→ **PROBLEM**
Go through each line of the entries below and tally those containing the string "title"; give only the total.

Page and application data records
═══

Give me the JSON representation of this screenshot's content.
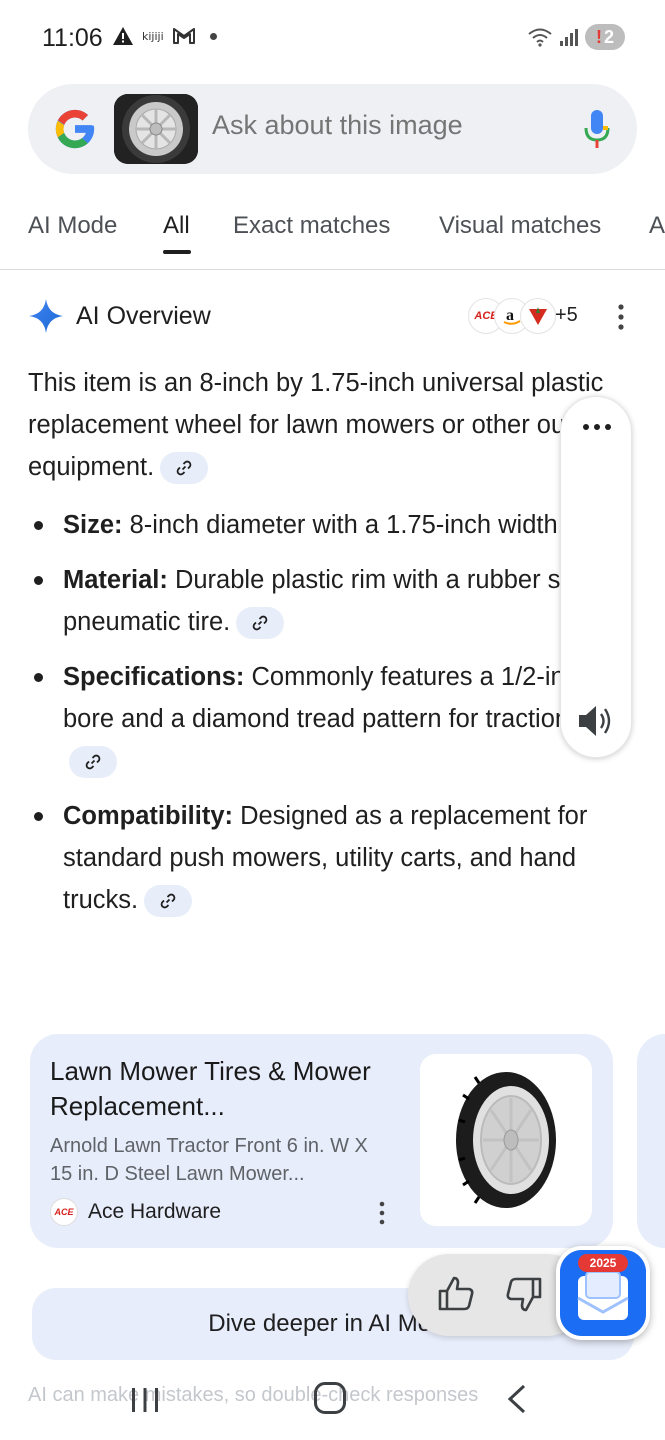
{
  "status_bar": {
    "time": "11:06",
    "notification_app": "kijiji",
    "battery_alert": "!",
    "battery_level": "2"
  },
  "search": {
    "placeholder": "Ask about this image"
  },
  "tabs": [
    {
      "label": "AI Mode"
    },
    {
      "label": "All"
    },
    {
      "label": "Exact matches"
    },
    {
      "label": "Visual matches"
    },
    {
      "label": "A"
    }
  ],
  "ai_overview": {
    "title": "AI Overview",
    "sources_more": "+5",
    "source_icons": [
      "ace-hardware-logo",
      "amazon-logo",
      "canadian-tire-logo"
    ],
    "intro": "This item is an 8-inch by 1.75-inch universal plastic replacement wheel for lawn mowers or other outdoor equipment.",
    "bullets": [
      {
        "label": "Size:",
        "text": " 8-inch diameter with a 1.75-inch width."
      },
      {
        "label": "Material:",
        "text": " Durable plastic rim with a rubber semi-pneumatic tire."
      },
      {
        "label": "Specifications:",
        "text": " Commonly features a 1/2-inch bore and a diamond tread pattern for traction."
      },
      {
        "label": "Compatibility:",
        "text": " Designed as a replacement for standard push mowers, utility carts, and hand trucks."
      }
    ]
  },
  "card": {
    "title": "Lawn Mower Tires & Mower Replacement...",
    "description": "Arnold Lawn Tractor Front 6 in. W X 15 in. D Steel Lawn Mower...",
    "source": "Ace Hardware",
    "source_logo": "ACE"
  },
  "dive_deeper": "Dive deeper in AI Mode",
  "disclaimer": "AI can make mistakes, so double-check responses",
  "app_bubble_badge": "2025",
  "colors": {
    "accent_blue": "#1b6ef3",
    "card_bg": "#e8edfb",
    "link_chip_bg": "#e8eef9"
  }
}
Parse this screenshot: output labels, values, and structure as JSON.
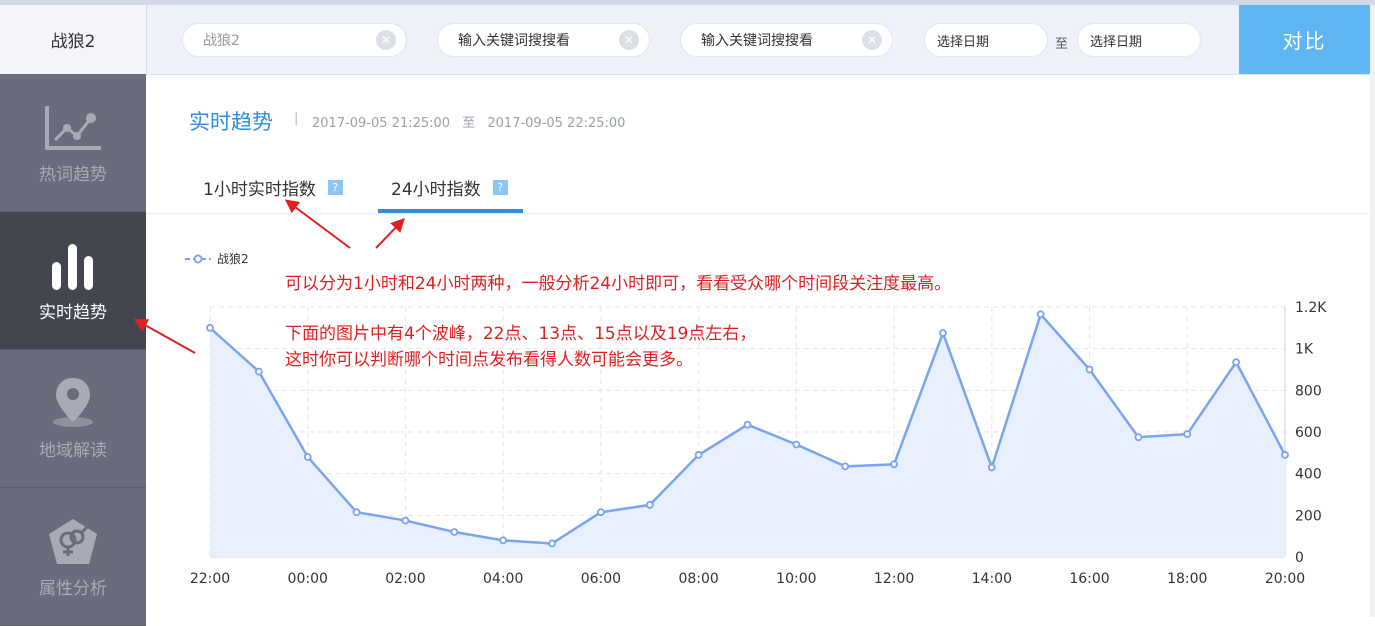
{
  "header": {
    "brand": "战狼2",
    "search": [
      {
        "value": "战狼2",
        "placeholder": "输入关键词搜搜看"
      },
      {
        "value": "",
        "placeholder": "输入关键词搜搜看"
      },
      {
        "value": "",
        "placeholder": "输入关键词搜搜看"
      }
    ],
    "date_start_placeholder": "选择日期",
    "date_to": "至",
    "date_end_placeholder": "选择日期",
    "compare_label": "对比"
  },
  "sidebar": {
    "items": [
      {
        "label": "热词趋势",
        "icon": "line-chart-icon",
        "active": false
      },
      {
        "label": "实时趋势",
        "icon": "bars-icon",
        "active": true
      },
      {
        "label": "地域解读",
        "icon": "location-pin-icon",
        "active": false
      },
      {
        "label": "属性分析",
        "icon": "gender-icon",
        "active": false
      }
    ]
  },
  "main": {
    "title": "实时趋势",
    "separator": "|",
    "range_start": "2017-09-05 21:25:00",
    "range_to": "至",
    "range_end": "2017-09-05 22:25:00",
    "tabs": [
      {
        "label": "1小时实时指数",
        "help": "?",
        "active": false
      },
      {
        "label": "24小时指数",
        "help": "?",
        "active": true
      }
    ],
    "annotation_1": "可以分为1小时和24小时两种，一般分析24小时即可，看看受众哪个时间段关注度最高。",
    "annotation_2_line1": "下面的图片中有4个波峰，22点、13点、15点以及19点左右，",
    "annotation_2_line2": "这时你可以判断哪个时间点发布看得人数可能会更多。"
  },
  "colors": {
    "accent": "#2e8ee0",
    "line": "#7aa4f0",
    "area": "#e8effd",
    "annotation": "#e02020",
    "sidebar": "#5d6170",
    "sidebar_active": "#43464f",
    "compare_button": "#5fb6f2"
  },
  "chart_data": {
    "type": "area",
    "series": [
      {
        "name": "战狼2",
        "values": [
          1100,
          890,
          480,
          215,
          175,
          120,
          80,
          65,
          215,
          250,
          490,
          635,
          540,
          435,
          445,
          1075,
          430,
          1165,
          900,
          575,
          590,
          935,
          490
        ]
      }
    ],
    "x": [
      "22:00",
      "23:00",
      "00:00",
      "01:00",
      "02:00",
      "03:00",
      "04:00",
      "05:00",
      "06:00",
      "07:00",
      "08:00",
      "09:00",
      "10:00",
      "11:00",
      "12:00",
      "13:00",
      "14:00",
      "15:00",
      "16:00",
      "17:00",
      "18:00",
      "19:00",
      "20:00"
    ],
    "x_tick_labels": [
      "22:00",
      "00:00",
      "02:00",
      "04:00",
      "06:00",
      "08:00",
      "10:00",
      "12:00",
      "14:00",
      "16:00",
      "18:00",
      "20:00"
    ],
    "y_tick_labels": [
      "0",
      "200",
      "400",
      "600",
      "800",
      "1K",
      "1.2K"
    ],
    "ylim": [
      0,
      1200
    ],
    "y_axis_side": "right",
    "grid": true,
    "legend": "top-left"
  }
}
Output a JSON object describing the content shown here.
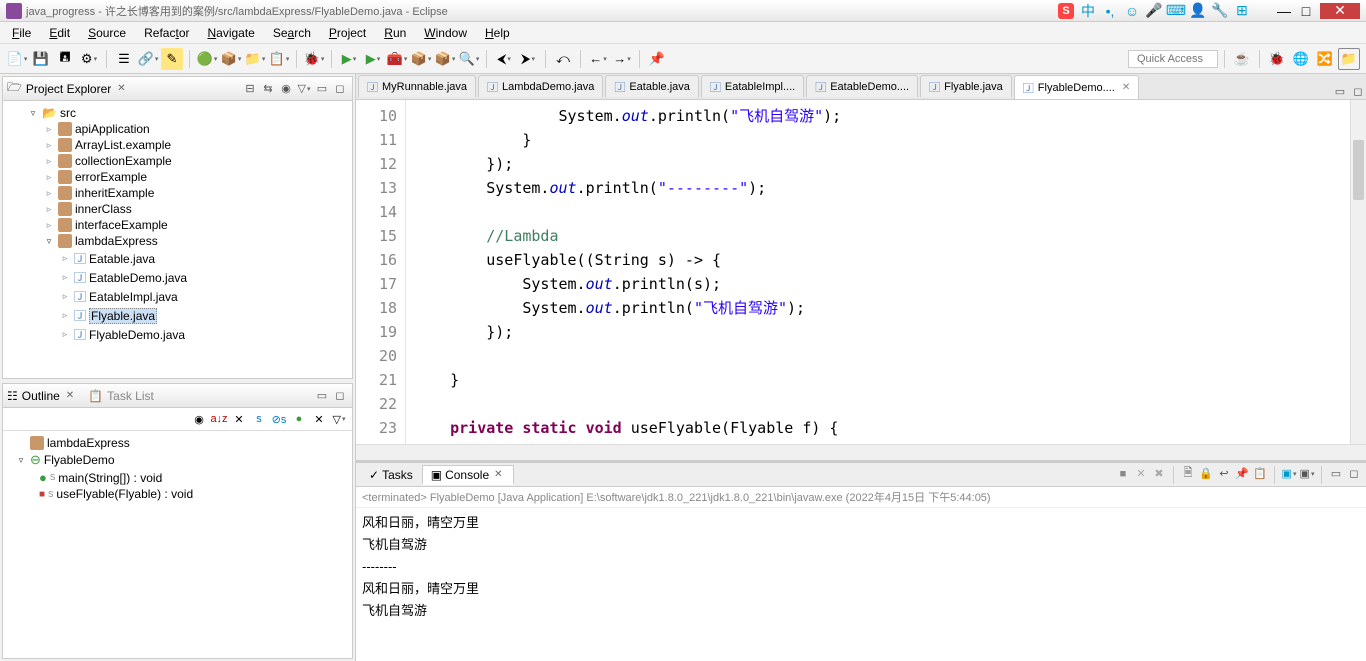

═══

→ **TASK RESPONSE**
3